Triacylglycerols also serve as essential components of cell membranes, contributing to their fluidity and permeability (O’Brien et al., 2015). Additionally, they act as insulators, helping to maintain body temperature and protecting vital organs from physical impact (O’Brien et al., 2015). Moreover, triacylglycerols play a role in the transportation of fat-soluble vitamins and other lipophilic compounds within the body (Silverman et al., 2016).

Associations with Health Outcomes

While triacylglycerols are a crucial source of energy, elevated levels in the blood, known as hypertriglyceridemia, can have adverse health effects. High triacylglycerol levels have been identified as an independent risk factor for cardiovascular diseases and are associated with an increased risk of developing atherosclerosis and coronary artery disease (Silverman et al., 2016). Additionally, hypertriglyceridemia has been linked to the development of metabolic syndrome and insulin resistance, contributing to the development of type 2 diabetes (Silverman et al., 2016).
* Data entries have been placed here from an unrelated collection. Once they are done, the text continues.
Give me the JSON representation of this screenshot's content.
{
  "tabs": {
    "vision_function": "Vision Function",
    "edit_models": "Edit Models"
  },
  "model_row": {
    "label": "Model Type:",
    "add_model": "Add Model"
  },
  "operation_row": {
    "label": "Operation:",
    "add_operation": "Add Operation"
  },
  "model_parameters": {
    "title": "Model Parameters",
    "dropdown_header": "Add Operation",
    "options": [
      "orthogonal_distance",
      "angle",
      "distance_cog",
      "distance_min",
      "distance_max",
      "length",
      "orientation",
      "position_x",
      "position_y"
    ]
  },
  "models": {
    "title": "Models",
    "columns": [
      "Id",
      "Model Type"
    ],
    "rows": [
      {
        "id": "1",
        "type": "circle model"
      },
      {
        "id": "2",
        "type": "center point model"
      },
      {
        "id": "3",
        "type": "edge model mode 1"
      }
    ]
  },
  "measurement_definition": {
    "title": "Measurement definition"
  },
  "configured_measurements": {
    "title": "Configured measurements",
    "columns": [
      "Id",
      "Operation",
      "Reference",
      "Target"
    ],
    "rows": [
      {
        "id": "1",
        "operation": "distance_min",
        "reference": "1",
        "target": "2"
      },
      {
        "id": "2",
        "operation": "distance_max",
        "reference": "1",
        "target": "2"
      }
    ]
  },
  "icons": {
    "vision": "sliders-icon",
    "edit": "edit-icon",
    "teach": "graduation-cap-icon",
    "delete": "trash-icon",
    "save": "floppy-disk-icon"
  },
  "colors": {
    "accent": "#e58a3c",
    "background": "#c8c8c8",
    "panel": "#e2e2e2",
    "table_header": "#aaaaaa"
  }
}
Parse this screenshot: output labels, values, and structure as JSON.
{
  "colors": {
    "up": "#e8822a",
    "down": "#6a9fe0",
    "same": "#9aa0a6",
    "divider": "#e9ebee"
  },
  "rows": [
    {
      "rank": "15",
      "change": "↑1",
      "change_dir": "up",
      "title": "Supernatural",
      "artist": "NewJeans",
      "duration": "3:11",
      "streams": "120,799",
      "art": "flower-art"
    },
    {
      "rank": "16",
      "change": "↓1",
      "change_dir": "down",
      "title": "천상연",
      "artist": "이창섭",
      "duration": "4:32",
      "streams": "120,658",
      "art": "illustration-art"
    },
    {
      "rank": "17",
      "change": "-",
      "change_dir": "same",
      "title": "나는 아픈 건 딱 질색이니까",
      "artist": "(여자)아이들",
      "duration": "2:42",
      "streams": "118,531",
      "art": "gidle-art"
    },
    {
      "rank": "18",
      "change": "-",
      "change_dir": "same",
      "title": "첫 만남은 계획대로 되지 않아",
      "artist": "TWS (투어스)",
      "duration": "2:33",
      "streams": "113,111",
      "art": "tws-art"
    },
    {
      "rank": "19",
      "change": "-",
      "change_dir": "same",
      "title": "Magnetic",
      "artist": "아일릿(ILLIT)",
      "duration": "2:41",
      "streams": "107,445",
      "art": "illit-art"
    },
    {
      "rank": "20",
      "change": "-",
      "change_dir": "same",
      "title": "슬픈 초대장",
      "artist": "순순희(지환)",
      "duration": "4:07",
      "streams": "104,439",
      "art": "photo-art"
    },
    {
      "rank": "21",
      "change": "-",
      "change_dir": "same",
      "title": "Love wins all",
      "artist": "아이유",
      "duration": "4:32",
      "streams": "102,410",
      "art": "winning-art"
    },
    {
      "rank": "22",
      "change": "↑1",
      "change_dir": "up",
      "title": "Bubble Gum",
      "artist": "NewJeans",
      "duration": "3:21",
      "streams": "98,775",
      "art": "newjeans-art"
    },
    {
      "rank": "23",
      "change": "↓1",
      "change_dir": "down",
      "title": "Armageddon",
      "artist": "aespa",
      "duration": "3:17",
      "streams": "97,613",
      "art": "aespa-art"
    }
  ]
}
In summary, cholesterol and triacylglycerols are essential molecules that play critical roles in various biological processes within the human body. Cholesterol serves as a component of cell membranes, a precursor for hormone production, and a facilitator of digestive processes. However, imbalances in cholesterol levels, particularly elevated LDL-C and low HDL-C levels, can contribute to the development of cardiovascular diseases and other health conditions. Similarly, while triacylglycerols are important for energy storage and transportation, high levels in the blood can increase the risk of cardiovascular diseases and metabolic disorders. Therefore, maintaining optimal levels of cholesterol and triacylglycerols is crucial for overall health and wellbeing.